Background: COVID-19–related critical illness is associated with an increased risk of venous thromboembolism (VTE).
Objective: These evidence-based guidelines of the American Society of Hematology (ASH) are intended to support patients, clinicians, and other health care professionals in making decisions about the use of anticoagulation for thromboprophylaxis in patients with COVID-19–related critical illness who do not have confirmed or suspected VTE.
Methods: ASH formed a multidisciplinary guideline panel that included 3 patient representatives and applied strategies to minimize potential bias from conflicts of interest. The McMaster University Grading of Recommendations Assessment, Development and Evaluation (GRADE) Centre supported the guideline development process by performing systematic evidence reviews (up to 5 March 2021). The panel prioritized clinical questions and outcomes according to their importance for clinicians and patients.
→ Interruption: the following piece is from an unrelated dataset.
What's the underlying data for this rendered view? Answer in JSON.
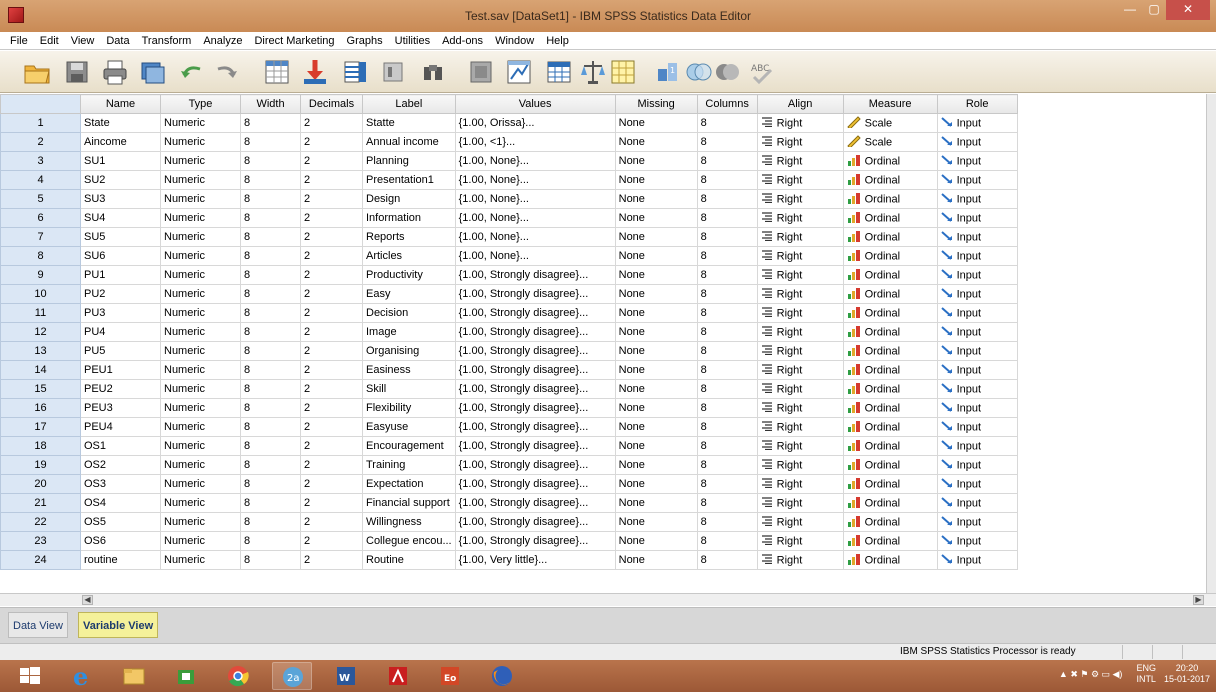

The panel used the GRADE approach to assess evidence and make recommendations, which were subject to public comment. This is an update on guidelines published in February 2021.
Results: The panel agreed on 1 additional recommendation. The panel issued a conditional recommendation in favor of prophylactic-intensity over intermediate-intensity anticoagulation in patients with COVID-19–related critical illness who do not have confirmed or suspected VTE.
Conclusions: This recommendation was based on low certainty in the evidence, which underscores the need for additional high-quality, randomized, controlled trials comparing different intensities of anticoagulation in critically ill patients. Other key research priorities include better evidence regarding predictors of thrombosis and bleeding risk in critically ill patients with COVID-19 and the impact of nonanticoagulant therapies (eg, antiviral agents, corticosteroids) on thrombotic risk.